Well, I don't know it either. But I know that the song rocks. A direct link to it, sung by Nigerian funk musician, can be found here (go to the 35 second mark if you have a short attention span).

But if there's a cover version that can rightfully pay tribute to the eclectic funk savant that William Onyeabor was, it is David Byrne. So here is David Byrne singing that song for Jimmy Fallon:

In case you're wondering, David Byrne has been blowing minds for smaller crowds for over twenty years since the Talking Heads broke up. I was lucky enough to catch him a couple times in NYC, at both the Apollo Theater and Irving Plaza, and since I'm eleventeen scotches deep, I'm gonna hopefully seduce you down the rabbit hole to fully appreciate Mr. Byrne.

Here is a song from Shuggie Otis, an artist David brought out from irrelevance almost 20 years ago on his Luaka Bop label. I bought this CD way back in the day when living with Juan Carlos in the West Village, given its strong review and its ties to Byrne. I think both Juan and I made sweet love to ones of women while playing this song:

Let's move on. Here is David Byrne's video to the song Miss America, from his late 90's solo album Feelings. This song is as eclectic as it is brilliant, and the biting lyrics add a bit of punch.

While we're at it, let's fully show the magic Byrne has an arranger and composer. Here he is covering Whitney Houston's "I Wanna Dance With Somebody," accompanied by a bunch of string players. He played this when I saw him at one of the shows in the early aughts.

I strenuously urge you all to play these tunes in your car/office/cubicle/house/pool club, often and with great relish.

Tuesday, July 04, 2017

Independence Day Open Thread

Happy Fourth of July Gheorgies!!  Here is a little cup or two of Independence Day cheer to enjoy while beaching, BBQing, boating, or just bloating.

For the jaded cynics:

For the God-fearing patriotic draft dodger:

For the traditionalist:

For fans of Neil Diamond, Shirley MacLaine, and Ronald Reagan:

And finally for people who love this country no matter how screwed up it may seem at times:

Sunday, July 02, 2017


Unburdening the hungover mind grapes of a handful of generally irrelevant but somewhat timely thoughts, GTB-style.

A couple of days ago, baseball writer Rob Neyer retweeted a comment about the animated comedy Ratatouille:

I hadn't really considered his point, but after pondering it, yeah, I'm down with that. It's a fantastic little film, visually as well as narratively. If you haven't seen it, or if your kids haven't, please rectify that.

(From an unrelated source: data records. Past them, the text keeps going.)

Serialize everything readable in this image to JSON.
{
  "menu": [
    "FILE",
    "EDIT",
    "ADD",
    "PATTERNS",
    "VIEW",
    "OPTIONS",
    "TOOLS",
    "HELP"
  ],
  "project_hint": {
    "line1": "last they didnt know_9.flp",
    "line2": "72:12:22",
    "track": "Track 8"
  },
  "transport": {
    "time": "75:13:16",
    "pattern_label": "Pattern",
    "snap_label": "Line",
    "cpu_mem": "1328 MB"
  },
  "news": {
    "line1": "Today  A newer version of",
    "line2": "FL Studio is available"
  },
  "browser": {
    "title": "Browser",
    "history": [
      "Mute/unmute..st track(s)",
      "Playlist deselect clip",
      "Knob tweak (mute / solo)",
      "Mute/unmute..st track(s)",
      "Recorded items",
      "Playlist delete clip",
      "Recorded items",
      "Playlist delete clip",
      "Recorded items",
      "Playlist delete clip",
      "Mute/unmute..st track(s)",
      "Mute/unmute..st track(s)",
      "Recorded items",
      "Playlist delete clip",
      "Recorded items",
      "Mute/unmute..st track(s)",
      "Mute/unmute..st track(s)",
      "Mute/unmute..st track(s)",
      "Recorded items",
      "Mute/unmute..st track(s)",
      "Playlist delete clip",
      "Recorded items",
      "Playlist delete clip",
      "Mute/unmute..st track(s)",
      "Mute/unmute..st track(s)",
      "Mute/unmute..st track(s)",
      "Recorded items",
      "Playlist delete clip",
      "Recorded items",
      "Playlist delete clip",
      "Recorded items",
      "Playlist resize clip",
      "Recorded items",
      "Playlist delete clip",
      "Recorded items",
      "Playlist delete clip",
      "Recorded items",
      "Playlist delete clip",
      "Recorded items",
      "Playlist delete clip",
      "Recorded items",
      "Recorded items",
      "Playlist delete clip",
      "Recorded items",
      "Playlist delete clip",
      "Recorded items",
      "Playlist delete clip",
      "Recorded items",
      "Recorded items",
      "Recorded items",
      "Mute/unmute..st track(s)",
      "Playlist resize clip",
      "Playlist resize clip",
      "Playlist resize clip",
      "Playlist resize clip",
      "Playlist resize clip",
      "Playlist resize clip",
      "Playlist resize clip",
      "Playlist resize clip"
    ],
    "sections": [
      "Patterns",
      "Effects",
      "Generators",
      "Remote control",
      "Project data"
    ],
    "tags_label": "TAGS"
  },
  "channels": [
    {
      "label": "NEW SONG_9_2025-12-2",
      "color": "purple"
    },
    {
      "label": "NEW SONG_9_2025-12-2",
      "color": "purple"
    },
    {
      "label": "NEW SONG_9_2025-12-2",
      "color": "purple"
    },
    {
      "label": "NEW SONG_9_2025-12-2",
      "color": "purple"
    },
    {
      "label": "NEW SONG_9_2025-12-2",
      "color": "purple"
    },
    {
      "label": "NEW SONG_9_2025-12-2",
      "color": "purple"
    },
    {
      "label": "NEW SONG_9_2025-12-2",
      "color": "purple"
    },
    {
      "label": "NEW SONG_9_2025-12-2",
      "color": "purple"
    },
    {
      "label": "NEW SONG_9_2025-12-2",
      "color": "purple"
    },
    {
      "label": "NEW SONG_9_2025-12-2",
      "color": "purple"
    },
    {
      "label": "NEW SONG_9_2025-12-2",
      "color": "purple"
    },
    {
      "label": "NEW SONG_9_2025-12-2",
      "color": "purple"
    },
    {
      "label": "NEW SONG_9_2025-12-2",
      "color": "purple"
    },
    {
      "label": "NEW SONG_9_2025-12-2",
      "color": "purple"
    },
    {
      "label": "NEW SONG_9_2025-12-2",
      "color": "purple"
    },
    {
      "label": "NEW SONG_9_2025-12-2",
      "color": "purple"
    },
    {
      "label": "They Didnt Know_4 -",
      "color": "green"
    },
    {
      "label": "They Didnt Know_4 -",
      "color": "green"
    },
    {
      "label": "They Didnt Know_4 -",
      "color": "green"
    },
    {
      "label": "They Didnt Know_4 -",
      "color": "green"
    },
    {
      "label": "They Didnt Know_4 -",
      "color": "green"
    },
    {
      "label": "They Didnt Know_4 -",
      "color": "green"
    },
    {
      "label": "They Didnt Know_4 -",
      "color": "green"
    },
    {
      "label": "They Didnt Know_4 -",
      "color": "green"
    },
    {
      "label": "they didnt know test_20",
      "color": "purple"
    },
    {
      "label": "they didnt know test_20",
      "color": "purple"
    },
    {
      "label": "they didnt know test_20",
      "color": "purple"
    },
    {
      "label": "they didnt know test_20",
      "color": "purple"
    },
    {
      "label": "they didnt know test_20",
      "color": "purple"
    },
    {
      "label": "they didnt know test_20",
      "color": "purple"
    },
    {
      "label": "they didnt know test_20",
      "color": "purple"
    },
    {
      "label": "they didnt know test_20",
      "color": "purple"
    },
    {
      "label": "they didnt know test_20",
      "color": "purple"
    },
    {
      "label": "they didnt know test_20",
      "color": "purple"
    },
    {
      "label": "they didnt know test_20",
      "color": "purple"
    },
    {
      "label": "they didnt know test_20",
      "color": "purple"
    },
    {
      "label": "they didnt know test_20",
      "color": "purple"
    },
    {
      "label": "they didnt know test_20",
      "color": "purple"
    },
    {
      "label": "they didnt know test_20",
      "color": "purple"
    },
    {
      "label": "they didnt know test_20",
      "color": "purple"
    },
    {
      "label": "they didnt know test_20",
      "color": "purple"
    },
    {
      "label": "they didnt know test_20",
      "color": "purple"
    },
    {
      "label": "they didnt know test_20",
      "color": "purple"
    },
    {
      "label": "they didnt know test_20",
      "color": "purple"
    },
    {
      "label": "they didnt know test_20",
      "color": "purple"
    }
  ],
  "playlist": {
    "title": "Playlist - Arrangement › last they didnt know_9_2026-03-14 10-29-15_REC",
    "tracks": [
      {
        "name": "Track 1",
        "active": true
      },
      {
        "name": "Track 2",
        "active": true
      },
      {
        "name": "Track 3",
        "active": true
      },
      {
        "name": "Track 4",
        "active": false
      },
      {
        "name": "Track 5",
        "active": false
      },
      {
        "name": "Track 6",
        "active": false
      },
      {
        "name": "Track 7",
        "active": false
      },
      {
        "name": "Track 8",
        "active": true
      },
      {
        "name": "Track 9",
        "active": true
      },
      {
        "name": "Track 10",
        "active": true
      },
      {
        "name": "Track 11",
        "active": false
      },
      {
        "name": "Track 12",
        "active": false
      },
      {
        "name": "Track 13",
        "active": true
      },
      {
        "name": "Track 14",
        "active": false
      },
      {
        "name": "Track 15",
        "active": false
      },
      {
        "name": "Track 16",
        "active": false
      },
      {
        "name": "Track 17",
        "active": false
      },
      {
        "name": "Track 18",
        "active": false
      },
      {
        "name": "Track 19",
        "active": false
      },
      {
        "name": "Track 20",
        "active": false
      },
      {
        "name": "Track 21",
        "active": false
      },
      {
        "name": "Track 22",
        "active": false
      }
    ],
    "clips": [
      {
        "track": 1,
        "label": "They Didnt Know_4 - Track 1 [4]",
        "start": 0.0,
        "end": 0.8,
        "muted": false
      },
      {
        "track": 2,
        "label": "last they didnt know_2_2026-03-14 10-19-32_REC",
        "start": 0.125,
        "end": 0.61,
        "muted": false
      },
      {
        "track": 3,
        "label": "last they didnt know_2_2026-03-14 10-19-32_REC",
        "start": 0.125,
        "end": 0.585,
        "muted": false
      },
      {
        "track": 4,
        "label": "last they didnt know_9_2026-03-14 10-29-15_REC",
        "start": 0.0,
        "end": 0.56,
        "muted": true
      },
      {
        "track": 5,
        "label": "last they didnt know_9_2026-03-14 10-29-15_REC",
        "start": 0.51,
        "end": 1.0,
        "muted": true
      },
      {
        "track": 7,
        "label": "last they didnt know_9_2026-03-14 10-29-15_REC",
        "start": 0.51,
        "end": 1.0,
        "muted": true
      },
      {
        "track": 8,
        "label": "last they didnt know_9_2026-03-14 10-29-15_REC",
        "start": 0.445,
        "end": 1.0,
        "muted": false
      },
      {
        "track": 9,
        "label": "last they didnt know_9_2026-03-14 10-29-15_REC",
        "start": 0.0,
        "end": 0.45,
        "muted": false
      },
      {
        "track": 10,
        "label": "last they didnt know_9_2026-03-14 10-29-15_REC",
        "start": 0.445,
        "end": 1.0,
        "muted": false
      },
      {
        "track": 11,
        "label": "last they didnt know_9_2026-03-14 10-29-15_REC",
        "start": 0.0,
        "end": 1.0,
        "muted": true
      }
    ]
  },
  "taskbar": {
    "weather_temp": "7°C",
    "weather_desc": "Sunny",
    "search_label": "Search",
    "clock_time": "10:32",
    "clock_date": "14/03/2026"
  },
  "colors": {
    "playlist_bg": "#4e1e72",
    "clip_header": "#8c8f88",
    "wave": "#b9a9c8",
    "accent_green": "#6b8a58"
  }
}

The new U.S. Men's National Team kits might be my favorite of all time. They're sharp as hell. You can get one for a cool $154.99 via, just in case you're looking for a gift for me. I wear a medium.

The good guys played pretty well in them yesterday, too, as a relatively inexperienced American side put on an attractive footballing display in a 2-1 win over Ghana. The 2017 Gold Cup starts Friday, and the Ghana friendly has this observer optimistic about the Yanks' fortunes.

If you're looking for a reason to question your Christian faith, may I recommend Reza Aslan's Zealot. It's a painstakingly-researched history of Jesus of Nazareth's life and the emergence of Christianity. Dave couldn't make it through the book, so I'm little bit nervous that I won't finish the journey, but I've read enough to be fascinated.

Speaking of soccer kits, if you want to know what my 13 year-old looks like, check out the kid on the right, modeling our Club's new unis. She looks a lot fiercer than she plays. I'm kinda ambivalent about the white and red jerseys, if we're being honest. 

And finally, as the deluge of public policy outrages continues apace, we note with some dismay Florida's new law allowing any resident of the state to challenge what kids are taught in science classes. Or, more accurately, implementing a process to facilitate such challenges by anyone, regardless of whether they are the parent of guardian of a student in the public system. The continuing assault on expertise can't be anything but a negative.

One can see the contours of a somewhat dystopian future where red states become increasingly hostile to science, while blue state residents double down on the value of experts across fields, exacerbating the economic and attitudinal divide that plagues our wobbling nation.

On that happy note, hope you and yours have a glorious Independence Day.